Time Zones: Five Hours of Solstice Reverence and Revelry at Stonehenge
Wednesday, June 24, 2009
At the stroke of 12:01 a.m., Stonehenge is set aglow by the thousands of camera flashes ricocheting off the monument's standing stones, paparazzi-style. Against the black sky, the ancient circle suddenly stands out against the horizon like a set of blue fingers poking up from the ground.
"We are here to call in the sun," shouts King Arthur Pendragon, thrusting his hazel-wood staff into the air.
It's Sunday, June 21, the longest day of the year in the Northern Hemisphere, and a record 35,000 people have flocked to Stonehenge to celebrate it. That's up from 14,500 in 2000, when English Heritage, caretaker of the site, started keeping track.
For a growing number of people, celebrating summer solstice at Stonehenge is mainly an excuse to drink themselves silly in a setting as exotic as any. (It's one of the few times a year when visitors can walk -- or, in many cases, lurch -- among the world-famous stones some scholars believe are 5,000 years old.)
For Britain's pagan community -- about 115,000-strong and growing, observers say -- June 21 is the holiest day of the year.
At 1 a.m., the scene on this pocket of the Salisbury Plain, about 80 miles west of London, resembles a carnival. Self-styled druids, witches and nature-worshiping pagans cast spells and perform rituals. Teenagers stagger around trailing billows of cannabis smoke. Tribal dancers from Indonesia stomp in grass skirts. Parents are poised like warriors as they protect their patches of grass from inebriated revelers.
Pendragon, who legally changed his name from John Rothwell to Arthur Uther Pendragon in 1986, is reciting poetry away from the stone circle. He wears a white robe and a red belt, with a three-foot sword tied to one side and a pouch holding business cards and cigarettes tied to the other. The 55-year-old battle chieftain of the Council of British Druid Orders is a well-known local protester and, after Stonehenge, the most photographed subject here.
The annual festival began on a Saturday this year, meaning that people with weekday jobs, who need more than 30 minutes of sleep at night, could come. But the real reason for the influx, organizers say, is that it has become a fixture on the summer festival circuit in Europe, which includes events such as Glastonbury and the Edinburgh Fringe.
Just before 2 a.m. Sunday, the temperature dips to 48 degrees, the coldest point of the night. Because this is Britain, there is a lot of talk about the weather. The druids are gleeful it's not raining but are quick to point out that even if it does, they are hardy people; Pendragon, for example, lives a mile away in an unheated caravan.

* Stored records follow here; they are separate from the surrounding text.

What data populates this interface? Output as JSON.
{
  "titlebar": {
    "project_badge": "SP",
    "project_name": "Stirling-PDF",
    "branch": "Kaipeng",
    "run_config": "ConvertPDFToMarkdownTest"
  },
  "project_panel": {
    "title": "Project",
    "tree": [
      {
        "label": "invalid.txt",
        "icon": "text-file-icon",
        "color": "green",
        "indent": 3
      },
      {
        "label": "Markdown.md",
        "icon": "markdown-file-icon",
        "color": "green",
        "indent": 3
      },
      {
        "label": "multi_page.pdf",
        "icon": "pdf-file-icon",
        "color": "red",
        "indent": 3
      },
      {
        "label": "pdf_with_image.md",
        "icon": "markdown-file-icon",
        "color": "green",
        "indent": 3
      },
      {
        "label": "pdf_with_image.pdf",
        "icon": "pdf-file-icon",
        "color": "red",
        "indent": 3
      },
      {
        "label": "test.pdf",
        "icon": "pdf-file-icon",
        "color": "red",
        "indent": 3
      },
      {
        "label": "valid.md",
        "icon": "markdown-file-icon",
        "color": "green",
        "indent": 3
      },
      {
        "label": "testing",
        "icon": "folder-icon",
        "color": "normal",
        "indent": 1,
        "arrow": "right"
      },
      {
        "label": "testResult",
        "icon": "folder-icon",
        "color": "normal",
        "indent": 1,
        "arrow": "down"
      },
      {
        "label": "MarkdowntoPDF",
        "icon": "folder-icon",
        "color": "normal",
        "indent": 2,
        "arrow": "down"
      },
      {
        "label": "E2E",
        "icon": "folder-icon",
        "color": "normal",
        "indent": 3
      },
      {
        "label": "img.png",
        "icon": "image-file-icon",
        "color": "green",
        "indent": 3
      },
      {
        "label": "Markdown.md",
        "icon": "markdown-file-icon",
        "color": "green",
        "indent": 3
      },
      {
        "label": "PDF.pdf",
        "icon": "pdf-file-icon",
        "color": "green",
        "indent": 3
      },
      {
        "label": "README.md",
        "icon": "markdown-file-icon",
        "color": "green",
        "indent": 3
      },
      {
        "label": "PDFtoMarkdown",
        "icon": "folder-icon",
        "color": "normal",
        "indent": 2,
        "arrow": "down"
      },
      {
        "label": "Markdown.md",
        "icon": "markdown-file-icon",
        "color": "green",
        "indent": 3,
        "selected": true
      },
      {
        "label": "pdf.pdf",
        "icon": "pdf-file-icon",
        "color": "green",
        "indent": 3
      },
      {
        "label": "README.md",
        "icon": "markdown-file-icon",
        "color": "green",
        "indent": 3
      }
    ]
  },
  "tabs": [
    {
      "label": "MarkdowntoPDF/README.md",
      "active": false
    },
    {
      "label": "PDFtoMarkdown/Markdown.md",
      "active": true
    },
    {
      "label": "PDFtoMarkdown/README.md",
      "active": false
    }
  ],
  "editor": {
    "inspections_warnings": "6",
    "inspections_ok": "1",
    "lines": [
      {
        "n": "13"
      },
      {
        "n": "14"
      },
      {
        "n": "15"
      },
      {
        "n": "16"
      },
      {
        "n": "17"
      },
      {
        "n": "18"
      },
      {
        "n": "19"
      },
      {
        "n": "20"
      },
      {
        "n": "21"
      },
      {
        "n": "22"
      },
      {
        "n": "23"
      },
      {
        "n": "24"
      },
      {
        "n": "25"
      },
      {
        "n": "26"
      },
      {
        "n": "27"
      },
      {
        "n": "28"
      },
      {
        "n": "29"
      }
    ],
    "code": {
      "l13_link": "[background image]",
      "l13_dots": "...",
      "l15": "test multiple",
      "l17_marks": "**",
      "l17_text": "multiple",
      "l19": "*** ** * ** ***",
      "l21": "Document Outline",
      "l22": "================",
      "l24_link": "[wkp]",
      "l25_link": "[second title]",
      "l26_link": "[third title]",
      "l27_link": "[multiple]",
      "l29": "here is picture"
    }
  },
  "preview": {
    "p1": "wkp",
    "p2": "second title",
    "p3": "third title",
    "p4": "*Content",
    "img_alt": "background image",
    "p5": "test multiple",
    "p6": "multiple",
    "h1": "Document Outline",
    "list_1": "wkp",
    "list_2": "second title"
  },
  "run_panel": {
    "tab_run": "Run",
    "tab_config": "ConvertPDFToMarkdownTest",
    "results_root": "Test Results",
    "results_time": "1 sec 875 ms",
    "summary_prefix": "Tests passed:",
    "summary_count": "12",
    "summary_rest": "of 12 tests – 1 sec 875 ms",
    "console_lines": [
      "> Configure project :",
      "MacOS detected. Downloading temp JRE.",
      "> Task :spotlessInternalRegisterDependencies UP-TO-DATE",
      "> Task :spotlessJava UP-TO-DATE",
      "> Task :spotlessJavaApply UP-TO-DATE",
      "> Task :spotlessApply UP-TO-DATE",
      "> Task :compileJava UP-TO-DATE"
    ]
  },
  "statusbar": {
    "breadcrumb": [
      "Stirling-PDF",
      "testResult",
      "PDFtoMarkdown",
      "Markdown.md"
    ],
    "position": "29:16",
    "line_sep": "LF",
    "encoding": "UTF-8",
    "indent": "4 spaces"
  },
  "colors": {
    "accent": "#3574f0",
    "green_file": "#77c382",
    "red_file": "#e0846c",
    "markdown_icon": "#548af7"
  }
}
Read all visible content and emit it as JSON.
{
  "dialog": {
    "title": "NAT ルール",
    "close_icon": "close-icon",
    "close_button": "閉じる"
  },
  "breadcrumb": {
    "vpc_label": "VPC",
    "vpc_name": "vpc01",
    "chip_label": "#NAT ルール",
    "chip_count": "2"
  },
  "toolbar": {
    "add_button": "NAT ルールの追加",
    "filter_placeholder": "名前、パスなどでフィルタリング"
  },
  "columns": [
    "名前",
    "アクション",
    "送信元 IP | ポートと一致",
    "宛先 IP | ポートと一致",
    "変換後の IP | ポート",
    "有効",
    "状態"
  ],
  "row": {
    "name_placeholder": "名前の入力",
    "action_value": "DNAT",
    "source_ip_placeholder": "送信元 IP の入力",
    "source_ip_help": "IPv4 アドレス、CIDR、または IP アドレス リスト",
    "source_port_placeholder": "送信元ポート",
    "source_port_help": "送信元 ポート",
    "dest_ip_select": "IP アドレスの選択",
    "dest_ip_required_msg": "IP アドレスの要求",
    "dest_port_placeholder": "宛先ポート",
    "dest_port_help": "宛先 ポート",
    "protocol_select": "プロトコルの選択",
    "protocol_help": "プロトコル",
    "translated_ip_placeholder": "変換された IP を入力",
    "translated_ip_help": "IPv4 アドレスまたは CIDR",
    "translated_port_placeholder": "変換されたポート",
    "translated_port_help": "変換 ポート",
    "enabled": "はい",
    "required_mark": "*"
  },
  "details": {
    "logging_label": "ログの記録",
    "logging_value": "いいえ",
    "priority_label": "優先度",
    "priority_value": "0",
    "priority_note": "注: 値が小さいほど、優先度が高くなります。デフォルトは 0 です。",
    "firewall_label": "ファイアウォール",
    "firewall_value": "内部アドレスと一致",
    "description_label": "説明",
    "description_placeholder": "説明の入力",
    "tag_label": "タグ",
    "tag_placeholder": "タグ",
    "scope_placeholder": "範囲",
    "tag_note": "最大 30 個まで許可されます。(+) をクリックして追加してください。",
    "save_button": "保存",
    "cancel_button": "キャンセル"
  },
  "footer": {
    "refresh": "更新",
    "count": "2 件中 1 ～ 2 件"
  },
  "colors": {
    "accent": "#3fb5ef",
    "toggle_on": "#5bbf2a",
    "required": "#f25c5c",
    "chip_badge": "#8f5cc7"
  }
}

In an effort to manage the crowds, there are more rules than ever this year: no glass, no large bags, no fires, no torches, no candles, no more than four beers apiece, no climbing and no standing on the stones, all of which are broken.